Your assignment: Each of the following records is to be output exactly.

Material provided:
|---|
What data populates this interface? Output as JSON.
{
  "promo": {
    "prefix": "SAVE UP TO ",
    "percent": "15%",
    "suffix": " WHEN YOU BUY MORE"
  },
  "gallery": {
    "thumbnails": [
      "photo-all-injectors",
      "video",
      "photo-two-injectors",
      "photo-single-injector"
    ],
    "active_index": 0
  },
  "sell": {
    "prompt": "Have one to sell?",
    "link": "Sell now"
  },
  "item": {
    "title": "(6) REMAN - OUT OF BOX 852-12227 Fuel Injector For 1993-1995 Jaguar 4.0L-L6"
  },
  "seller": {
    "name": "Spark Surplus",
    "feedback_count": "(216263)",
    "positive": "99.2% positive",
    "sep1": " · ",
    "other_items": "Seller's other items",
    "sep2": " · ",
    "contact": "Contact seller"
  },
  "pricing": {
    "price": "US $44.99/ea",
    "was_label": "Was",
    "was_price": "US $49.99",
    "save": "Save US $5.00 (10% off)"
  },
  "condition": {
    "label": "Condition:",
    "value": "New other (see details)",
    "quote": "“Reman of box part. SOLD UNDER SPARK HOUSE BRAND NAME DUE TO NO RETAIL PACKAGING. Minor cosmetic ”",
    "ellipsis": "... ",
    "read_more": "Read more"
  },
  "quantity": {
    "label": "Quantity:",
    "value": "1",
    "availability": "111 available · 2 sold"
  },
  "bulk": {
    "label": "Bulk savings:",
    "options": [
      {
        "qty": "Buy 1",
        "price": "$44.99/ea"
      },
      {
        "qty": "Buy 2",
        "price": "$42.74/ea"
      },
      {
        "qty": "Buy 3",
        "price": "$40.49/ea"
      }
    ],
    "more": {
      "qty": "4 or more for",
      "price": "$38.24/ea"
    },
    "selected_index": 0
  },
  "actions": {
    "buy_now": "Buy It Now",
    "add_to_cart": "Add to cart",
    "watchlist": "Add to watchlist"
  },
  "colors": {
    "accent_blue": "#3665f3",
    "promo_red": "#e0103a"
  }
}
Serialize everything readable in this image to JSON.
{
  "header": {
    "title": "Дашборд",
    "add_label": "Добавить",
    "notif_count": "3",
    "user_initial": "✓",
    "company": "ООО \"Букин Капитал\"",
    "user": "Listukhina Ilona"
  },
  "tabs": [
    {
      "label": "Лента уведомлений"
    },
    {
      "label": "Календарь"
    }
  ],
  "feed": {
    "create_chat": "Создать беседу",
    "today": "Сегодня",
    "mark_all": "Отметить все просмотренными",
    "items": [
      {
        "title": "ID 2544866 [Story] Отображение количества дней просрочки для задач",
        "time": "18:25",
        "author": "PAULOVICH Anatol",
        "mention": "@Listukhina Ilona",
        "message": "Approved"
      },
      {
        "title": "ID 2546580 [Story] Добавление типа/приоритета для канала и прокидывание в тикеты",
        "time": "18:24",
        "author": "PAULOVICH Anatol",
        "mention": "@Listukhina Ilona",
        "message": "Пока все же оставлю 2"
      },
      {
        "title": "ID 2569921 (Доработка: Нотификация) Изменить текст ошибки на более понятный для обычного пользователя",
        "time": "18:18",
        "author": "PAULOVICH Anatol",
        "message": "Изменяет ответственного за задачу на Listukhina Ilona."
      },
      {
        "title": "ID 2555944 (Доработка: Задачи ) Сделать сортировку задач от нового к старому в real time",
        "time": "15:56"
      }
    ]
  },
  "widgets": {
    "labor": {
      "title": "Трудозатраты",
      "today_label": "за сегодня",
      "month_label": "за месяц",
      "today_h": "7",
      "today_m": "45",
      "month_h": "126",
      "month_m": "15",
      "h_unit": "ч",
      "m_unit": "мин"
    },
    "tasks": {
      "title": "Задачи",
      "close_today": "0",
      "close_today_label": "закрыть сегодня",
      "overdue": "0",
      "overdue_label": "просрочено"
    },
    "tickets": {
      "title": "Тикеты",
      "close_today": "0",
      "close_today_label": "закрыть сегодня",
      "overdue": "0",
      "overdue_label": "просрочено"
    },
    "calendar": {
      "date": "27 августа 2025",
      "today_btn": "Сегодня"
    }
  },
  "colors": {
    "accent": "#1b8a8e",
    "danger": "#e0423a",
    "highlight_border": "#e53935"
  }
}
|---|
Answer box:
What data populates this interface? Output as JSON.
{
  "promo": {
    "prefix": "SAVE UP TO ",
    "percent": "15%",
    "suffix": " WHEN YOU BUY MORE"
  },
  "gallery": {
    "thumbnails": [
      "photo-all-injectors",
      "video",
      "photo-two-injectors",
      "photo-single-injector"
    ],
    "active_index": 0
  },
  "sell": {
    "prompt": "Have one to sell?",
    "link": "Sell now"
  },
  "item": {
    "title": "(6) REMAN - OUT OF BOX 852-12227 Fuel Injector For 1993-1995 Jaguar 4.0L-L6"
  },
  "seller": {
    "name": "Spark Surplus",
    "feedback_count": "(216263)",
    "positive": "99.2% positive",
    "sep1": " · ",
    "other_items": "Seller's other items",
    "sep2": " · ",
    "contact": "Contact seller"
  },
  "pricing": {
    "price": "US $44.99/ea",
    "was_label": "Was",
    "was_price": "US $49.99",
    "save": "Save US $5.00 (10% off)"
  },
  "condition": {
    "label": "Condition:",
    "value": "New other (see details)",
    "quote": "“Reman of box part. SOLD UNDER SPARK HOUSE BRAND NAME DUE TO NO RETAIL PACKAGING. Minor cosmetic ”",
    "ellipsis": "... ",
    "read_more": "Read more"
  },
  "quantity": {
    "label": "Quantity:",
    "value": "1",
    "availability": "111 available · 2 sold"
  },
  "bulk": {
    "label": "Bulk savings:",
    "options": [
      {
        "qty": "Buy 1",
        "price": "$44.99/ea"
      },
      {
        "qty": "Buy 2",
        "price": "$42.74/ea"
      },
      {
        "qty": "Buy 3",
        "price": "$40.49/ea"
      }
    ],
    "more": {
      "qty": "4 or more for",
      "price": "$38.24/ea"
    },
    "selected_index": 0
  },
  "actions": {
    "buy_now": "Buy It Now",
    "add_to_cart": "Add to cart",
    "watchlist": "Add to watchlist"
  },
  "colors": {
    "accent_blue": "#3665f3",
    "promo_red": "#e0103a"
  }
}
Serialize everything readable in this image to JSON.
{
  "header": {
    "title": "Дашборд",
    "add_label": "Добавить",
    "notif_count": "3",
    "user_initial": "✓",
    "company": "ООО \"Букин Капитал\"",
    "user": "Listukhina Ilona"
  },
  "tabs": [
    {
      "label": "Лента уведомлений"
    },
    {
      "label": "Календарь"
    }
  ],
  "feed": {
    "create_chat": "Создать беседу",
    "today": "Сегодня",
    "mark_all": "Отметить все просмотренными",
    "items": [
      {
        "title": "ID 2544866 [Story] Отображение количества дней просрочки для задач",
        "time": "18:25",
        "author": "PAULOVICH Anatol",
        "mention": "@Listukhina Ilona",
        "message": "Approved"
      },
      {
        "title": "ID 2546580 [Story] Добавление типа/приоритета для канала и прокидывание в тикеты",
        "time": "18:24",
        "author": "PAULOVICH Anatol",
        "mention": "@Listukhina Ilona",
        "message": "Пока все же оставлю 2"
      },
      {
        "title": "ID 2569921 (Доработка: Нотификация) Изменить текст ошибки на более понятный для обычного пользователя",
        "time": "18:18",
        "author": "PAULOVICH Anatol",
        "message": "Изменяет ответственного за задачу на Listukhina Ilona."
      },
      {
        "title": "ID 2555944 (Доработка: Задачи ) Сделать сортировку задач от нового к старому в real time",
        "time": "15:56"
      }
    ]
  },
  "widgets": {
    "labor": {
      "title": "Трудозатраты",
      "today_label": "за сегодня",
      "month_label": "за месяц",
      "today_h": "7",
      "today_m": "45",
      "month_h": "126",
      "month_m": "15",
      "h_unit": "ч",
      "m_unit": "мин"
    },
    "tasks": {
      "title": "Задачи",
      "close_today": "0",
      "close_today_label": "закрыть сегодня",
      "overdue": "0",
      "overdue_label": "просрочено"
    },
    "tickets": {
      "title": "Тикеты",
      "close_today": "0",
      "close_today_label": "закрыть сегодня",
      "overdue": "0",
      "overdue_label": "просрочено"
    },
    "calendar": {
      "date": "27 августа 2025",
      "today_btn": "Сегодня"
    }
  },
  "colors": {
    "accent": "#1b8a8e",
    "danger": "#e0423a",
    "highlight_border": "#e53935"
  }
}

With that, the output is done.